Lately I’ve become a pretty big fan of the Metro 2033 and Metro: Last Light video games. They feature unique science fiction world-building, with survivors of an Apocalypse living in the Moscow subway tunnels. There are Nazis, Communists, aliens called the Dark Ones, currency in military grade ammo, and lots of drunk people. The games also manage to merge genres and include everything from humor to horror in the part stealth, part shooter action.
Equally interesting is that the games are based on novels by Dmitry Glukhovsky — and they came about in a very unusual way.
In an interview here, Glukhovsky explains that his book Metro 2033 was inspired mainly by two things: his daily subway ride to school in Moscow, and his love of the Fallout video games (specifically the first two). When he learned that Moscow’s subway is the planet’s largest nuclear shelter — with bunkers and even a separate Metro-2 beneath important places like the Kremlin — the idea awakened.

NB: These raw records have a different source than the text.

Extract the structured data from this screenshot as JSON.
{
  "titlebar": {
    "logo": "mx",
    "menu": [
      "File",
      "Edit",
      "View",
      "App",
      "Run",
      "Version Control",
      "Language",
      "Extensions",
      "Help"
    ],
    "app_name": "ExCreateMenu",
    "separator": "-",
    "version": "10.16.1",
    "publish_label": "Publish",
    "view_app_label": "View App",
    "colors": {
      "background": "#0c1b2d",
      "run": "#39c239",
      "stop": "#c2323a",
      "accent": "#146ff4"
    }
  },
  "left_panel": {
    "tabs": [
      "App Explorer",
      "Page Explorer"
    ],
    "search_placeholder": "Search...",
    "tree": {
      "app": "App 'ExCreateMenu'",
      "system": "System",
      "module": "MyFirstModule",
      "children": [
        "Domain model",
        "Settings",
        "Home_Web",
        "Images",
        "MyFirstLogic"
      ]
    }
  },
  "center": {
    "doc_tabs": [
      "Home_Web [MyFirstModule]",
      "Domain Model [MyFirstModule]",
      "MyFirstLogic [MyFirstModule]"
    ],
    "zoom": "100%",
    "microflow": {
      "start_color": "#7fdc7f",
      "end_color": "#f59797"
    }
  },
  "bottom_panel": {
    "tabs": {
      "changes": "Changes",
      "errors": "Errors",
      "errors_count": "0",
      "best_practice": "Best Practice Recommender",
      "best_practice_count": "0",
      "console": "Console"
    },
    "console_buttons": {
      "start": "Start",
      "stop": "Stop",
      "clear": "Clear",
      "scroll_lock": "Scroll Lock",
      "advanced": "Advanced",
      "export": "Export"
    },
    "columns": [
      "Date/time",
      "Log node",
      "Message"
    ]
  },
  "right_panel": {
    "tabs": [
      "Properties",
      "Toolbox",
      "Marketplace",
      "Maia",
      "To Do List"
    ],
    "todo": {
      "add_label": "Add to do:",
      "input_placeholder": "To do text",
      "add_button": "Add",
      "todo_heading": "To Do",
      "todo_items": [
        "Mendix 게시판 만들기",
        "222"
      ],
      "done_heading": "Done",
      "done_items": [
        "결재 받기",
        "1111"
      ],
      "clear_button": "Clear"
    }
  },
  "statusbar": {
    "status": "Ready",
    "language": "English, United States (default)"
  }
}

Unfortunately at first, he couldn’t find a publisher, because the hero, Artyam, died at the end of the book. So he published the book online and let people read for free. To please fans, he revived the protagonist and published a new version of the novel one chapter at a time.
He calls it “literary beta-testing” — and as you can imagine, this opened up his book to a flood of feedback before it was even close to being finished. Readers began pointing out inaccuracies about everything from the weapons to the science of genetic mutation present in his book, which was criticism but also complimentary in its own way. Clearly the readers cared about the world, twisted it around in their heads, and were willing to try to improve it along with Glukhovsky. It was a natural give-and-take between the author and his readership that worked well for this inventive world. Glukhovsky calls the interactive editing experience “an RPG thing.”
The web publication was a success in gaining Glukhovsky a riveted readership. More than 2 million people read the work online before it was ever published in print. After releasing (in print) in Russia, the Metro 2033 novel was translated and sold in more than 20 other countries, but Glukhovsky hit a wall when he tried to publish it in the States. U.S. publishers felt the book was not the kind American audiences would be interested in — so Glukhovsky self-published it as an ebook.
As for making the novel a video game, he oversaw the game’s story development but only changed the Russian version of the script to keep it in tune with the novel’s unique flavor, which was lost when translated from the original American game script to his native Russian.
But he says his second novel in the series, Metro 2034, isn’t suited for a video game adaptation. Instead, he came up with a plot that ushers Metro 2033 into the Metro: Last Light video game and wrote the plot and dialogue for the latter.
Glukhovsky also wants us to write our own stories set in this world, as he said to Digital Trends:
“I appealed to authors across the world to help create this universe and to write their own stories set elsewhere… It’s the same world that I describe in my book and in the game, but my book just focuses on the subway of Moscow. It doesn’t speak of St. Petersburg, or Siberia, or the north, or Europe, or the States.”
His post-apocalyptic setting is the starting point, but it’s already inspired other fantastic stories set in other parts of the world.
Maybe it’s Glukhovsky’s openness to others’ talents that has helped make the Metro 2033 and Metro: Last Light video games so successful. Whatever the case, the spirit of collaboration that has driven him so far has definitely made the world of his books — and, for me, the subsequent games — among the most imaginative and detailed I’ve encountered.